Genre: War

War Girls by Tochi Onyebuchi

War Girls by Tochi Onyebuchi

At the beginning, I was absolutely enthralled with War Girls.  The first hundred pages hooked me.  The characters were interesting and the world building was fascinating.  A lot of science fiction coming out these days feels copy/pasted.  The language and setting feel the same – that’s not the case with War Girls. The science fiction in this book was so refreshing.  It was sharp and technical enough that it felt modern and real… even though it’s set a century in the future.  A lot of sci-fi I’ve read in the last couple years is very comfortable talking about space, but that’s the […]

Posted October 2, 2019 in Reviews // 0 Comments //
The Librarian of Auschwitz by Antonio Iturbe

The Librarian of Auschwitz by Antonio Iturbe

The story being told in The Librarian of Auschwitz is fascinating, but the way it is being told doesn’t do it justice.  I found myself zoning out a lot during this book because of the lack of rising action.  I’ve thought long and hard about this, because the partially-fictionalized stories of the real people in this novel have a lot of potential, and I think these stories should be told, but the experience was challenging for me as a reader.  To put it frankly, I was bored. Although I enjoy history, my main interest leans toward stories older than WWII.  That […]

Posted September 7, 2019 in Reviews // 2 Comments //
Mother Tongue by Julie Mayhew

Mother Tongue by Julie Mayhew

I respect what Julie Mayhew was trying to do with this book, but I don’t think it worked. Mother Tongue is a fictional account of the family of one of the victims of the Beslan school siege in 2004.  I will admit my ignorance – before reading this book, I was entirely unfamiliar with the event.  Also, I was 14 and admittedly not following the news.  The Beslan school siege was a three-day siege at a Russian school where approximately 1200 people were held hostage on the first day of school for three days.  Over three hundred people were killed, […]

Posted July 31, 2019 in Reviews // 0 Comments //
Dead Wake: The Last Crossing of the Lusitania by Erik Larson

Dead Wake: The Last Crossing of the Lusitania by Erik Larson

Erik Larson has a way of writing non-fiction that makes you fall for the players.  History should be told in precisely this way, as a story.  History can either be presented statistically or artistically.  Most audiences will be far more captivated by a narrative than just names and dates.  This is why I like authors like Tom Holland and Erik Larson.

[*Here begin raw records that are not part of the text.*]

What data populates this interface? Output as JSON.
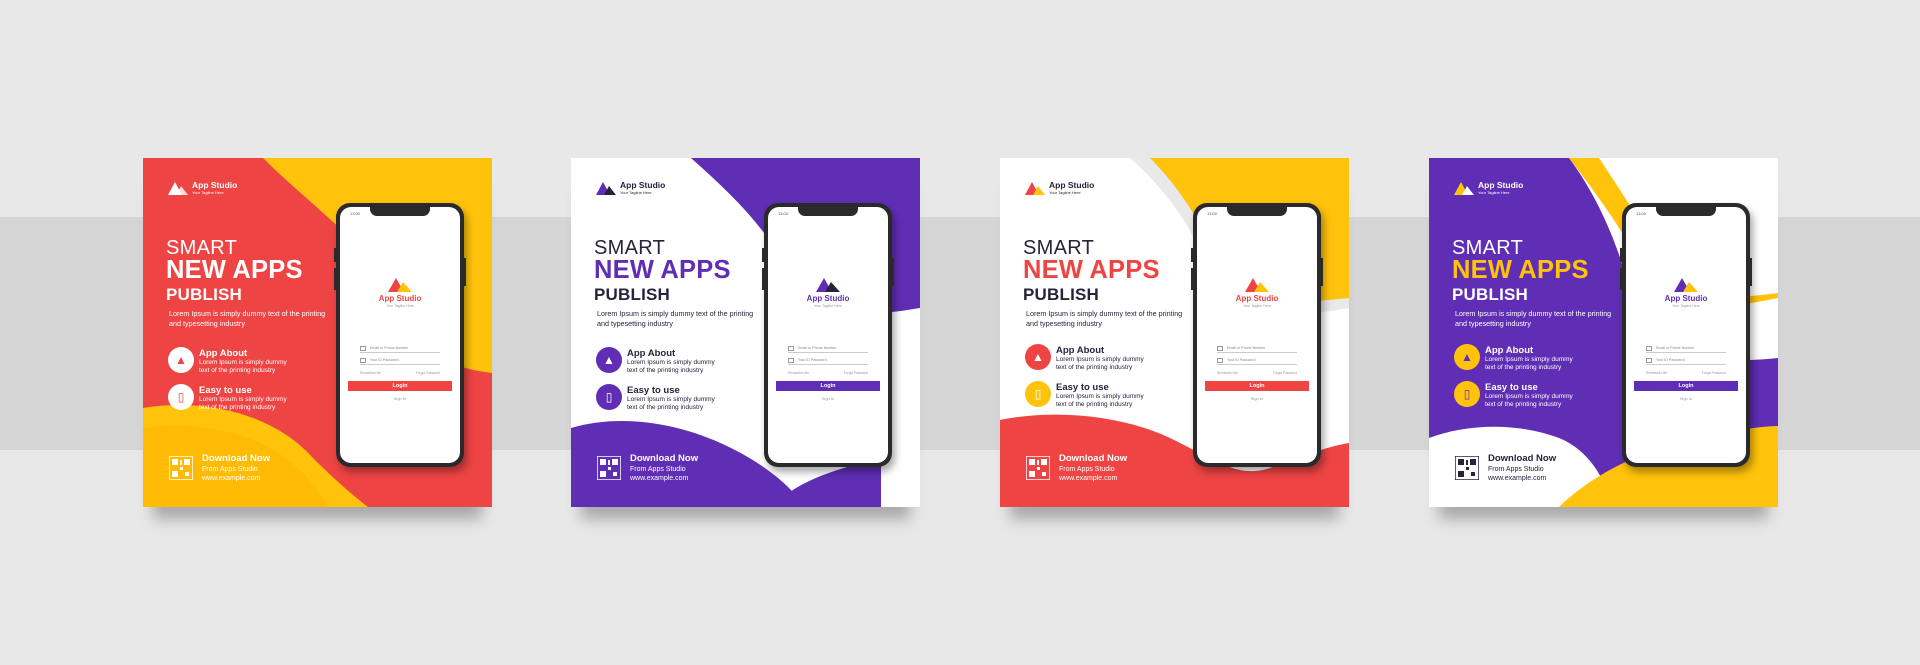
{
  "colors": {
    "red": "#ef4444",
    "yellow": "#ffc30b",
    "purple": "#5f2eb5",
    "dark": "#26233a",
    "white": "#ffffff"
  },
  "cards": [
    {
      "logo": {
        "brand": "App Studio",
        "tagline": "Your Tagline Here"
      },
      "headline": {
        "line1": "SMART",
        "line2": "NEW APPS",
        "line3": "PUBLISH"
      },
      "description": "Lorem Ipsum is simply dummy text of the printing and typesetting industry",
      "features": [
        {
          "icon": "chart-icon",
          "title": "App About",
          "text": "Lorem Ipsum is simply dummy text of the printing industry"
        },
        {
          "icon": "phone-icon",
          "title": "Easy to use",
          "text": "Lorem Ipsum is simply dummy text of the printing industry"
        }
      ],
      "download": {
        "title": "Download Now",
        "subtitle": "From Apps Studio",
        "url": "www.example.com"
      },
      "phone": {
        "time": "13:00",
        "brand": "App Studio",
        "tagline": "Your Tagline Here",
        "email_placeholder": "Email or Phone Number",
        "password_placeholder": "Your ID Password",
        "remember": "Remember Me",
        "forgot": "Forgot Password",
        "login": "Login",
        "signin": "Sign In"
      }
    },
    {
      "logo": {
        "brand": "App Studio",
        "tagline": "Your Tagline Here"
      },
      "headline": {
        "line1": "SMART",
        "line2": "NEW APPS",
        "line3": "PUBLISH"
      },
      "description": "Lorem Ipsum is simply dummy text of the printing and typesetting industry",
      "features": [
        {
          "icon": "chart-icon",
          "title": "App About",
          "text": "Lorem Ipsum is simply dummy text of the printing industry"
        },
        {
          "icon": "phone-icon",
          "title": "Easy to use",
          "text": "Lorem Ipsum is simply dummy text of the printing industry"
        }
      ],
      "download": {
        "title": "Download Now",
        "subtitle": "From Apps Studio",
        "url": "www.example.com"
      },
      "phone": {
        "time": "13:00",
        "brand": "App Studio",
        "tagline": "Your Tagline Here",
        "email_placeholder": "Email or Phone Number",
        "password_placeholder": "Your ID Password",
        "remember": "Remember Me",
        "forgot": "Forgot Password",
        "login": "Login",
        "signin": "Sign In"
      }
    },
    {
      "logo": {
        "brand": "App Studio",
        "tagline": "Your Tagline Here"
      },
      "headline": {
        "line1": "SMART",
        "line2": "NEW APPS",
        "line3": "PUBLISH"
      },
      "description": "Lorem Ipsum is simply dummy text of the printing and typesetting industry",
      "features": [
        {
          "icon": "chart-icon",
          "title": "App About",
          "text": "Lorem Ipsum is simply dummy text of the printing industry"
        },
        {
          "icon": "phone-icon",
          "title": "Easy to use",
          "text": "Lorem Ipsum is simply dummy text of the printing industry"
        }
      ],
      "download": {
        "title": "Download Now",
        "subtitle": "From Apps Studio",
        "url": "www.example.com"
      },
      "phone": {
        "time": "13:00",
        "brand": "App Studio",
        "tagline": "Your Tagline Here",
        "email_placeholder": "Email or Phone Number",
        "password_placeholder": "Your ID Password",
        "remember": "Remember Me",
        "forgot": "Forgot Password",
        "login": "Login",
        "signin": "Sign In"
      }
    },
    {
      "logo": {
        "brand": "App Studio",
        "tagline": "Your Tagline Here"
      },
      "headline": {
        "line1": "SMART",
        "line2": "NEW APPS",
        "line3": "PUBLISH"
      },
      "description": "Lorem Ipsum is simply dummy text of the printing and typesetting industry",
      "features": [
        {
          "icon": "chart-icon",
          "title": "App About",
          "text": "Lorem Ipsum is simply dummy text of the printing industry"
        },
        {
          "icon": "phone-icon",
          "title": "Easy to use",
          "text": "Lorem Ipsum is simply dummy text of the printing industry"
        }
      ],
      "download": {
        "title": "Download Now",
        "subtitle": "From Apps Studio",
        "url": "www.example.com"
      },
      "phone": {
        "time": "13:00",
        "brand": "App Studio",
        "tagline": "Your Tagline Here",
        "email_placeholder": "Email or Phone Number",
        "password_placeholder": "Your ID Password",
        "remember": "Remember Me",
        "forgot": "Forgot Password",
        "login": "Login",
        "signin": "Sign In"
      }
    }
  ]
}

Dead Wake tells the story of the RMS Lusitania.  In May 1915, the Lusitania was en route from New York to Liverpool when a torpedo was shot at it from a German U-Boat.  The Lusitania carried 1900 people on that […]

Posted March 4, 2019 in Reviews // 2 Comments //
The Monuments Men by Robert M. Edsel

The Monuments Men by Robert M. Edsel

Hitler is claiming the great works of history. As World War II booms, mens lives are ripped away and the world hangs on the edge, wondering if the world of Nazism has yet been destroyed.  One of the most notorious aspects of the German Reicht has been its dissolution of cultures – most famously and horrifyingly seen in its “death camps”.  As terrible and tragic and unforgivable as this is, there is another aspect of culture that the Germans are gobbling up:  art.  The great works of the masters are being torn from walls, brought to the Reicht headquarters.  Sometimes, […]

Posted December 8, 2017 in Reviews // 0 Comments //